Some businesses have signs that say: NO SOLICITORS / NO SOLICITING.
This means they don’t want the yellow page guy (or the “fugitive recovery specialist” who walked into my office last week to offer his very unique services) to just show up and want to do business.
The Virginia Criminal Code prohibits certain activities including soliciting, encouraging, urging, exhorting, instigating or procuring another person to do a certain things, usually bad, harmful, wrong and criminal things.
But what does it mean when you sign an agreement that you will not “solicit” customers? What are you actually agreeing to?
Almost every week someone asks me, Dan or the “Google” (and I see it on our website counting software) If a client calls me, is that considered “soliciting?”
Virginia law on non-solicitations is not defined by the Virginia Code. The word, and therefore the activity prohibited is defined by the four corners of your contract. So the answer as to whether or not a client can call you and you do work for them under your non-solicitation agreement, is found in your exact agreement.
This means each and every contract, circumstance, client and call must be considered on an individual basis.
Most of the time I advise folks: No, the language of your contract does not prohibit you from taking a client phone call, but the spirit of the contract and therefore perhaps the judge’s interpretation of your contract does prohibit you from working for clients. So, if you want to get sued, go ahead and do work for them and argue to the judge how you didn’t make the initial phone call or contact and therefore are not in breach.

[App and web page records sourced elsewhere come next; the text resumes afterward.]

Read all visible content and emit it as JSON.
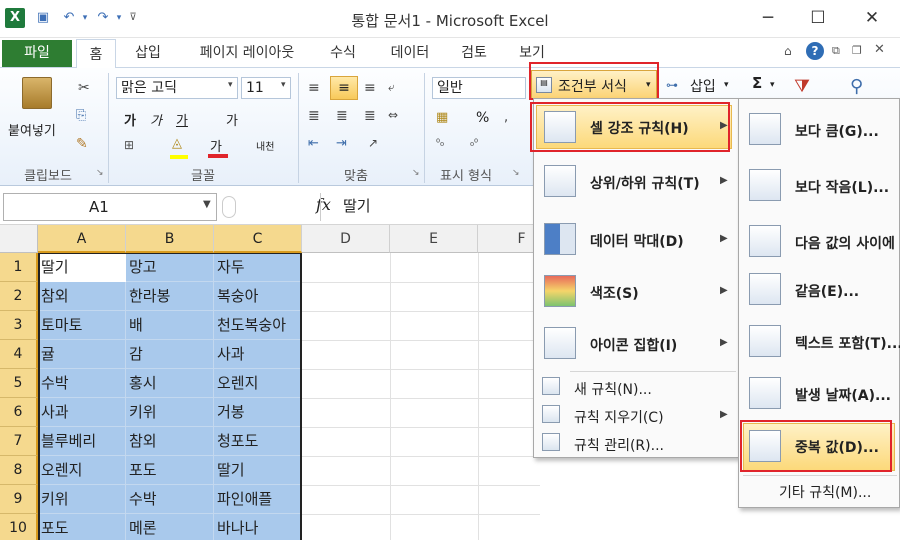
{
  "app": {
    "title": "통합 문서1 - Microsoft Excel",
    "logo": "X"
  },
  "quick_access": {
    "save_icon": "save-icon",
    "undo_icon": "undo-icon",
    "redo_icon": "redo-icon"
  },
  "window": {
    "minimize": "─",
    "maximize": "☐",
    "close": "✕"
  },
  "tabs": {
    "file": "파일",
    "home": "홈",
    "insert": "삽입",
    "layout": "페이지 레이아웃",
    "formula": "수식",
    "data": "데이터",
    "review": "검토",
    "view": "보기"
  },
  "ribbon": {
    "clipboard": {
      "paste": "붙여넣기",
      "group": "클립보드"
    },
    "font": {
      "name": "맑은 고딕",
      "size": "11",
      "group": "글꼴",
      "bold": "가",
      "italic": "가",
      "underline": "가",
      "grow": "가",
      "color_char": "가",
      "phonetic": "내천"
    },
    "align": {
      "group": "맞춤"
    },
    "number": {
      "format": "일반",
      "group": "표시 형식",
      "percent": "%"
    },
    "styles": {
      "conditional": "조건부 서식"
    },
    "cells": {
      "insert": "삽입"
    },
    "editing": {
      "sum": "Σ"
    }
  },
  "formula_bar": {
    "cell_ref": "A1",
    "fx": "fx",
    "value": "딸기"
  },
  "grid": {
    "columns": [
      "A",
      "B",
      "C",
      "D",
      "E",
      "F"
    ],
    "rows": [
      "1",
      "2",
      "3",
      "4",
      "5",
      "6",
      "7",
      "8",
      "9",
      "10"
    ],
    "data": [
      [
        "딸기",
        "망고",
        "자두"
      ],
      [
        "참외",
        "한라봉",
        "복숭아"
      ],
      [
        "토마토",
        "배",
        "천도복숭아"
      ],
      [
        "귤",
        "감",
        "사과"
      ],
      [
        "수박",
        "홍시",
        "오렌지"
      ],
      [
        "사과",
        "키위",
        "거봉"
      ],
      [
        "블루베리",
        "참외",
        "청포도"
      ],
      [
        "오렌지",
        "포도",
        "딸기"
      ],
      [
        "키위",
        "수박",
        "파인애플"
      ],
      [
        "포도",
        "메론",
        "바나나"
      ]
    ]
  },
  "menu_main": {
    "items": [
      {
        "label": "셀 강조 규칙(H)",
        "icon": "highlight-cells-icon"
      },
      {
        "label": "상위/하위 규칙(T)",
        "icon": "top-bottom-icon"
      },
      {
        "label": "데이터 막대(D)",
        "icon": "data-bars-icon"
      },
      {
        "label": "색조(S)",
        "icon": "color-scales-icon"
      },
      {
        "label": "아이콘 집합(I)",
        "icon": "icon-sets-icon"
      }
    ],
    "small_items": [
      {
        "label": "새 규칙(N)...",
        "icon": "new-rule-icon"
      },
      {
        "label": "규칙 지우기(C)",
        "icon": "clear-rules-icon"
      },
      {
        "label": "규칙 관리(R)...",
        "icon": "manage-rules-icon"
      }
    ]
  },
  "menu_sub": {
    "items": [
      {
        "label": "보다 큼(G)...",
        "icon": "greater-than-icon"
      },
      {
        "label": "보다 작음(L)...",
        "icon": "less-than-icon"
      },
      {
        "label": "다음 값의 사이에",
        "icon": "between-icon"
      },
      {
        "label": "같음(E)...",
        "icon": "equal-to-icon"
      },
      {
        "label": "텍스트 포함(T)...",
        "icon": "text-contains-icon"
      },
      {
        "label": "발생 날짜(A)...",
        "icon": "date-occurring-icon"
      },
      {
        "label": "중복 값(D)...",
        "icon": "duplicate-values-icon"
      }
    ],
    "more": "기타 규칙(M)..."
  },
  "colors": {
    "selection": "#a9c9ec",
    "highlight_border": "#e0242b",
    "file_tab": "#2e7d32"
  }
}
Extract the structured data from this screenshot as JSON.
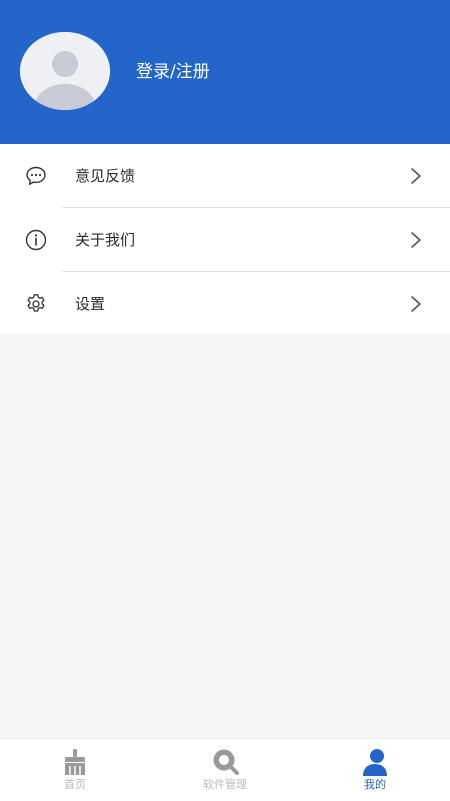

Harsh I know… but the law is really not about “technicalities” or loop holes as people would have you believe. It is really about what you agreed to, in writing, and whether or not you are violating that agreement.